* _Task description_:
Which lines in the records below hold the word "What"? Copy each of them.

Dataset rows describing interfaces
_ _ _
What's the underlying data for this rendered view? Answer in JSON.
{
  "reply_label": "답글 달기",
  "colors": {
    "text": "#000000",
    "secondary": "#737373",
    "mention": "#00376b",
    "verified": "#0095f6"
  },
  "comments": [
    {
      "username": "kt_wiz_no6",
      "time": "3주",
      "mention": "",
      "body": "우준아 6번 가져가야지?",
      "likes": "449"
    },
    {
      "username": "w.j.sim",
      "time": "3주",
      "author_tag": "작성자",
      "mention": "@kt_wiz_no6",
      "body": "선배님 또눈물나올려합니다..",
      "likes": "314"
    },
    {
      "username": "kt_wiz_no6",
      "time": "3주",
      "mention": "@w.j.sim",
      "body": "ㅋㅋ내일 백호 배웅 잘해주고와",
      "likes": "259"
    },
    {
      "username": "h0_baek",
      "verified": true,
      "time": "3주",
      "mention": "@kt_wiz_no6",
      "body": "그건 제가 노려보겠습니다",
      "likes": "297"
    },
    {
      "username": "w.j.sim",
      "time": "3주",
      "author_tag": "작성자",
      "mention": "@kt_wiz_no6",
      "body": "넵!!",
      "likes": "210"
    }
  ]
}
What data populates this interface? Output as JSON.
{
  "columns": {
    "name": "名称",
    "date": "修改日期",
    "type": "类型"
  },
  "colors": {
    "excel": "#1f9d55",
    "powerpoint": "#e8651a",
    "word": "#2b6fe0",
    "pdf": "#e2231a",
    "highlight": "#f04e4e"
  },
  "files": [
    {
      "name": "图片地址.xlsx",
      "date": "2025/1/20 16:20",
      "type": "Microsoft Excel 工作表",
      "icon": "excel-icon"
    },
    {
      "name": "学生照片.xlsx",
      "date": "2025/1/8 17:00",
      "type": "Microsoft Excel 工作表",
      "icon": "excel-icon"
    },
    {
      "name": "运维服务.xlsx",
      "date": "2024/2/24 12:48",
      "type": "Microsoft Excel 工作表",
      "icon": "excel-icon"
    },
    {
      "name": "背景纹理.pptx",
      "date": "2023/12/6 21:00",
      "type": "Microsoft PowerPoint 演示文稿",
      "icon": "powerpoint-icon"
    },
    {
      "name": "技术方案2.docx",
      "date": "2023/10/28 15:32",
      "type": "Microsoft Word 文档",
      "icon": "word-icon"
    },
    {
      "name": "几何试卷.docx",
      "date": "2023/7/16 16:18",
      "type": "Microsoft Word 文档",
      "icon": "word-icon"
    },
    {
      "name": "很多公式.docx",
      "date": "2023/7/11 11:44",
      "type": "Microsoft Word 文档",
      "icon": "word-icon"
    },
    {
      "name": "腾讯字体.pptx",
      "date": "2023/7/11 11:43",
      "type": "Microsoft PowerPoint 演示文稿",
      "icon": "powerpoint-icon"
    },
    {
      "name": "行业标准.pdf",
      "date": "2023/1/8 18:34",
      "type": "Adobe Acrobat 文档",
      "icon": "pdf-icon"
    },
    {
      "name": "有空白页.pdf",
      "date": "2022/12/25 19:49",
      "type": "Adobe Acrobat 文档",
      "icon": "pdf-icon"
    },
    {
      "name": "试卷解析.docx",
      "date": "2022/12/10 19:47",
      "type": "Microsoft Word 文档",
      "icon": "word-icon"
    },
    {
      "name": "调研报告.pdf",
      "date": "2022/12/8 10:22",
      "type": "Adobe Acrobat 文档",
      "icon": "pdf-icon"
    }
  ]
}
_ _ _
* _Result for this task_:
What's the underlying data for this rendered view? Answer in JSON.
What data populates this interface? Output as JSON.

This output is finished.